TypeScript is superset of JavaScript and a popular tool for getting strongly typed syntax and better autocompletion in JavaScript.

We've ensured that the entire Lion library is typed so that you can use it in TypeScript, but there are some caveats.

In Lion, we rely heavily on Mixins as a pattern for abstracting certain behaviors and properties into implementable interfaces. Since JavaScript has a one-dimensional inheritance chain, inheriting from multiple ancestors has always been tricky, the Mixin pattern is used to get around that.

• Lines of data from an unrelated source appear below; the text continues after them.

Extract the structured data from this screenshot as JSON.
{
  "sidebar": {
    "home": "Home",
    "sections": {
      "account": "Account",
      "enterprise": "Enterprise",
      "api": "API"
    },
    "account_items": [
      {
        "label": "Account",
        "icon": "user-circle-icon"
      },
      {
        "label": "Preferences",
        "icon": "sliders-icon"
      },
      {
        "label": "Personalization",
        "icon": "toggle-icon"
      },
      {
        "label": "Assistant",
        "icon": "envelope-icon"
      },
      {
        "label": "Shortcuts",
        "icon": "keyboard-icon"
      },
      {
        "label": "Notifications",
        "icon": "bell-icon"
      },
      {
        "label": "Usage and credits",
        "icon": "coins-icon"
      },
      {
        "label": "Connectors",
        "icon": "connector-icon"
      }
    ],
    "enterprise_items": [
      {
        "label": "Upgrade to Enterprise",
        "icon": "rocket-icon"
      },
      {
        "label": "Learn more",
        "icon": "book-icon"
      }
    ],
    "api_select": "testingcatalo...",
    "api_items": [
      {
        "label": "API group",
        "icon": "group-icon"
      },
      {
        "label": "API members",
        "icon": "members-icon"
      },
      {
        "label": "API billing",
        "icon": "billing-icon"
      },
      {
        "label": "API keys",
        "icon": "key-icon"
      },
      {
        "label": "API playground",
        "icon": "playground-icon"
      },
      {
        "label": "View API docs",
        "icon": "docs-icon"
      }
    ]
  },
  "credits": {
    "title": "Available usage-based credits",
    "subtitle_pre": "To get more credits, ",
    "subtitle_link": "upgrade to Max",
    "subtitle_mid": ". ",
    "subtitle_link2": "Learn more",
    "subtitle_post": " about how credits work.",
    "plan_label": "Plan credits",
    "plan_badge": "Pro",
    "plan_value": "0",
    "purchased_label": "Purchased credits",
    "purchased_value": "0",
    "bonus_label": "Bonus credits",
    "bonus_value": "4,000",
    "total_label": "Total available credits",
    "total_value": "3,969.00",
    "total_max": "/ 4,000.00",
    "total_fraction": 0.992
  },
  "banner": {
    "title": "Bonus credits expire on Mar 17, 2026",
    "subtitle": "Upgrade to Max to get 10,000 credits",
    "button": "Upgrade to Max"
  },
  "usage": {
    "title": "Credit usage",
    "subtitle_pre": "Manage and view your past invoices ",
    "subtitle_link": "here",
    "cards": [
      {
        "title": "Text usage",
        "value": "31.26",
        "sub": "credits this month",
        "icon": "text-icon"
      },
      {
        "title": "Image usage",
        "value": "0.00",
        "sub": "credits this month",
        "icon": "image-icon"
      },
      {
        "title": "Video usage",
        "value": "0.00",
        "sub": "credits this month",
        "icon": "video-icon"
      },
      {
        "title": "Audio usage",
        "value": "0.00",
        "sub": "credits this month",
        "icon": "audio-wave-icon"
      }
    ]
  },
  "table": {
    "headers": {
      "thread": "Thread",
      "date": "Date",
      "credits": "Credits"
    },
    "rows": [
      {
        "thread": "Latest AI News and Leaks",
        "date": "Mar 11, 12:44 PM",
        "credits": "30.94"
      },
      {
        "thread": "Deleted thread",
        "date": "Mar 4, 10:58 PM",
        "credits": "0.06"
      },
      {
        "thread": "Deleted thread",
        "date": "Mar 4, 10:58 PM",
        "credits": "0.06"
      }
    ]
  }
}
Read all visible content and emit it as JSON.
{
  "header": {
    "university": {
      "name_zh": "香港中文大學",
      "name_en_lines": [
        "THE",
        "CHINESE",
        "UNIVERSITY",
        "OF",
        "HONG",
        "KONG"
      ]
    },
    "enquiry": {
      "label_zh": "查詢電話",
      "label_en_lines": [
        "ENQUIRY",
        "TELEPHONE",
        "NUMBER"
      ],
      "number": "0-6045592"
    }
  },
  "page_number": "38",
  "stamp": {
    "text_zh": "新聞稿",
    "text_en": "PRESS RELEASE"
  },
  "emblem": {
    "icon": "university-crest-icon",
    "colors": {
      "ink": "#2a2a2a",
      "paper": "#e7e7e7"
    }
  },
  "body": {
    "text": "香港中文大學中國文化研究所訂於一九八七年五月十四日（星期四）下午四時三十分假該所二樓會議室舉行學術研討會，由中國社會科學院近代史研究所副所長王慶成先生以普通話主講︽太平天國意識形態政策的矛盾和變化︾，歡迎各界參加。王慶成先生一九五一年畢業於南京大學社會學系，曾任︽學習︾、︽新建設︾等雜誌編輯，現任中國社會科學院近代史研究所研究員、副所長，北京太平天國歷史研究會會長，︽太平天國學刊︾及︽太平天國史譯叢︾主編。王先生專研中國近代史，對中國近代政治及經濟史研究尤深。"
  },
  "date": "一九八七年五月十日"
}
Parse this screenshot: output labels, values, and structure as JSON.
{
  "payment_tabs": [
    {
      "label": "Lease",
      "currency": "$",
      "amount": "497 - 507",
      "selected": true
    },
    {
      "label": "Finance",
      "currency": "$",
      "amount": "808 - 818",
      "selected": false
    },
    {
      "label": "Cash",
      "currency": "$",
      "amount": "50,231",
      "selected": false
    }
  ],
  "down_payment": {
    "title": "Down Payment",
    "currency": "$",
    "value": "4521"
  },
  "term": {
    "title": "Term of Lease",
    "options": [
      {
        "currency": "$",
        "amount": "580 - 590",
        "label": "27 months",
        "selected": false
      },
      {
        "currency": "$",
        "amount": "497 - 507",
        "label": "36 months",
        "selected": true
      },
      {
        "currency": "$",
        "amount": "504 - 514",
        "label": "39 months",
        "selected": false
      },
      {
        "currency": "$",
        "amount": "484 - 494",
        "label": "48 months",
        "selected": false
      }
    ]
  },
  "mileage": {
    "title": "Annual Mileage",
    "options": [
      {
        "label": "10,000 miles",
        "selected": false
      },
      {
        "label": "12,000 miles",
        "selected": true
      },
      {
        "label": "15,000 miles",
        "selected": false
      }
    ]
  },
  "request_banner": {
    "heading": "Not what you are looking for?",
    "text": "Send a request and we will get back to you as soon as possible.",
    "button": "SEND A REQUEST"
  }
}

Here's the thing, Mixins have been notoriously difficult to type properly in TypeScript and in addition, we did not feel happy about adding an adhoc compilation step in our developer workflow. Therefore, we opted for typing our code with JSDoc and using TypeScript to lint our types and generate type definition files.

Consuming Lion as .js typed by JSDoc is not much different from consuming it as when they were .ts files, but due to Mixins being very tricky to type, we've had to use @ts-ignore in a couple of places, most importantly, in many of our mixins.

For context, here's a thread on the issue of inheritance type constraints in mixins, where a user suggested allowing to ignore the rule that causes problems. This suggestion was declined and in this comment, Ryan Cavanaugh explained that using @ts-ignore is the right way to get around the limitation here. As a user of Lion this means that because we've got @ts-ignores in our source code, you may get type errors that originate from Lion, and there's nothing we can do about that, TypeScript's stance is that sometimes rules are too conservative, and ignoring them is the correct answer.

In order to ignore type issues coming from Lion, please use the skipLibCheck option in your ts.config.json, this will ignore issues that aren't coming from your code.